§ **What to work on**
Leaving the pictures aside, reproduce the data in full and word for word.

§ **Records supplied**
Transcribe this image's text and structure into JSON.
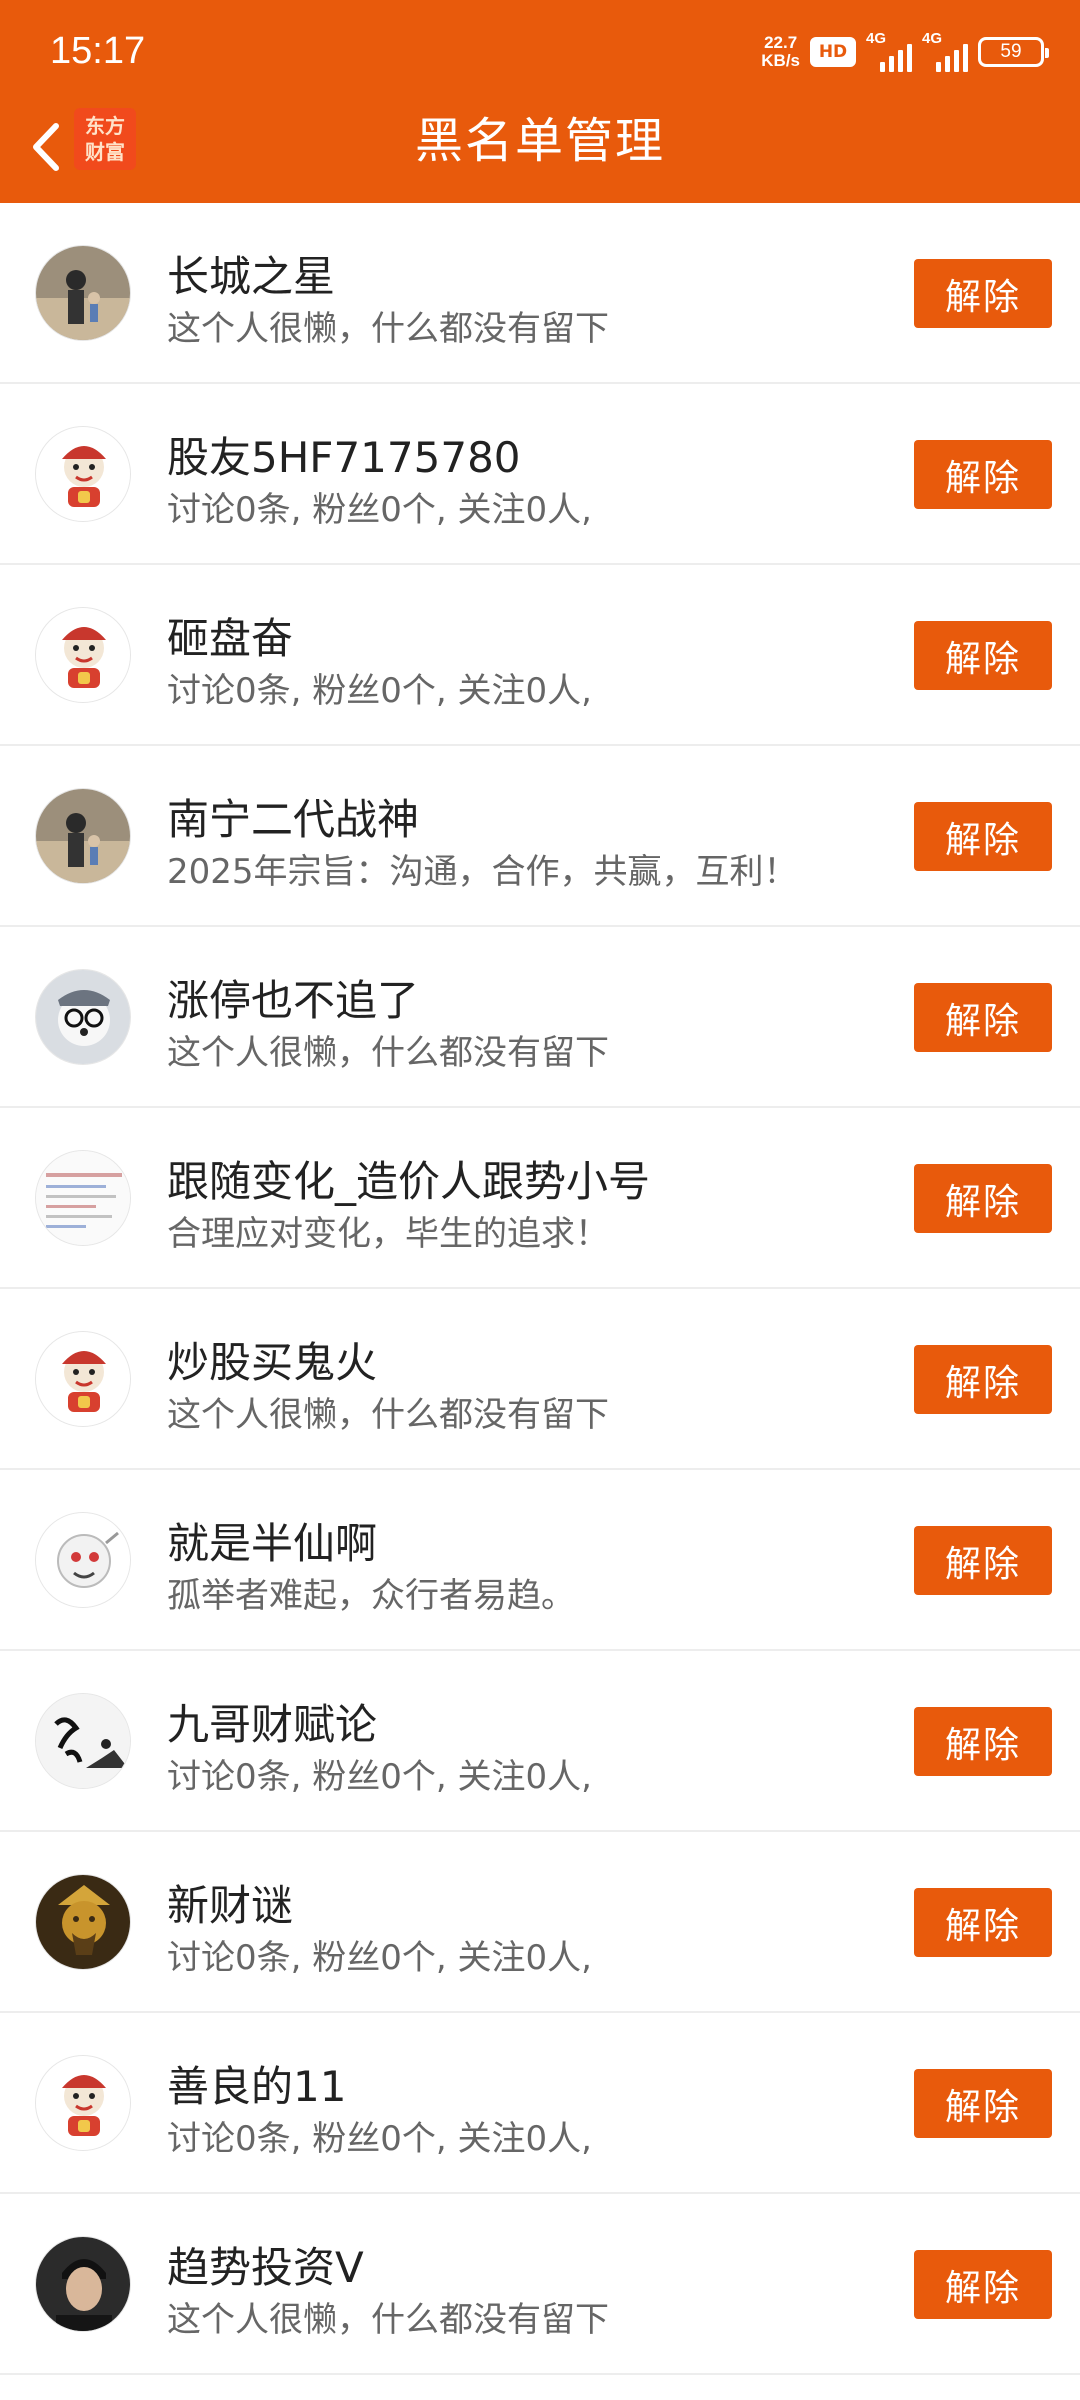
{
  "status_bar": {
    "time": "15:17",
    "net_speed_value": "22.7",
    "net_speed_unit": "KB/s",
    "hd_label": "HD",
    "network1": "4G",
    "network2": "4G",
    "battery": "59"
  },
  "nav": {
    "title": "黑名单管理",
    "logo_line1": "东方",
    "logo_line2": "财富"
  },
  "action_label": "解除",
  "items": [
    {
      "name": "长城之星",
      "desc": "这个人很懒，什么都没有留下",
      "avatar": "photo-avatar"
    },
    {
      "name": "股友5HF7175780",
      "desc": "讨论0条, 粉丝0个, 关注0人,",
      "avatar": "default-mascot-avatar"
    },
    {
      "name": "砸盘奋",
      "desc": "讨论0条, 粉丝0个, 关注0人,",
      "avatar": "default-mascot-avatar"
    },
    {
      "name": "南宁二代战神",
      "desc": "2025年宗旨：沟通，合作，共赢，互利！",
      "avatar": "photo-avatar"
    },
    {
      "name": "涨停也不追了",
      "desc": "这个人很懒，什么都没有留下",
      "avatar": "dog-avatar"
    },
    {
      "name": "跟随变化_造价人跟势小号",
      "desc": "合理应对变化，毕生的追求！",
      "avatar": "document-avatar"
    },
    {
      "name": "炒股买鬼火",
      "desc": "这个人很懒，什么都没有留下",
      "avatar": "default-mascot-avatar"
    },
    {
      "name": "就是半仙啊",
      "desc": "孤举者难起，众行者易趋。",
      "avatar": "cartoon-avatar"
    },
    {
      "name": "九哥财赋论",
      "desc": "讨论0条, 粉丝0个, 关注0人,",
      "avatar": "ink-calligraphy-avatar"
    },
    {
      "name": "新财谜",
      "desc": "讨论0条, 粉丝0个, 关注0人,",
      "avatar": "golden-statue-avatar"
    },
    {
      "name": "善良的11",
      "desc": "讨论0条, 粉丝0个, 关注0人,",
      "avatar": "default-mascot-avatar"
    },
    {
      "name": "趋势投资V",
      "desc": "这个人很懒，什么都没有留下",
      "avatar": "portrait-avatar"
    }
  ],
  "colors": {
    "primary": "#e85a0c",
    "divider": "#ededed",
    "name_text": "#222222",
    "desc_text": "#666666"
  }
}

§ **Solution to this exercise**
Transcribe this image's text and structure into JSON.
{
  "status_bar": {
    "time": "15:17",
    "net_speed_value": "22.7",
    "net_speed_unit": "KB/s",
    "hd_label": "HD",
    "network1": "4G",
    "network2": "4G",
    "battery": "59"
  },
  "nav": {
    "title": "黑名单管理",
    "logo_line1": "东方",
    "logo_line2": "财富"
  },
  "action_label": "解除",
  "items": [
    {
      "name": "长城之星",
      "desc": "这个人很懒，什么都没有留下",
      "avatar": "photo-avatar"
    },
    {
      "name": "股友5HF7175780",
      "desc": "讨论0条, 粉丝0个, 关注0人,",
      "avatar": "default-mascot-avatar"
    },
    {
      "name": "砸盘奋",
      "desc": "讨论0条, 粉丝0个, 关注0人,",
      "avatar": "default-mascot-avatar"
    },
    {
      "name": "南宁二代战神",
      "desc": "2025年宗旨：沟通，合作，共赢，互利！",
      "avatar": "photo-avatar"
    },
    {
      "name": "涨停也不追了",
      "desc": "这个人很懒，什么都没有留下",
      "avatar": "dog-avatar"
    },
    {
      "name": "跟随变化_造价人跟势小号",
      "desc": "合理应对变化，毕生的追求！",
      "avatar": "document-avatar"
    },
    {
      "name": "炒股买鬼火",
      "desc": "这个人很懒，什么都没有留下",
      "avatar": "default-mascot-avatar"
    },
    {
      "name": "就是半仙啊",
      "desc": "孤举者难起，众行者易趋。",
      "avatar": "cartoon-avatar"
    },
    {
      "name": "九哥财赋论",
      "desc": "讨论0条, 粉丝0个, 关注0人,",
      "avatar": "ink-calligraphy-avatar"
    },
    {
      "name": "新财谜",
      "desc": "讨论0条, 粉丝0个, 关注0人,",
      "avatar": "golden-statue-avatar"
    },
    {
      "name": "善良的11",
      "desc": "讨论0条, 粉丝0个, 关注0人,",
      "avatar": "default-mascot-avatar"
    },
    {
      "name": "趋势投资V",
      "desc": "这个人很懒，什么都没有留下",
      "avatar": "portrait-avatar"
    }
  ],
  "colors": {
    "primary": "#e85a0c",
    "divider": "#ededed",
    "name_text": "#222222",
    "desc_text": "#666666"
  }
}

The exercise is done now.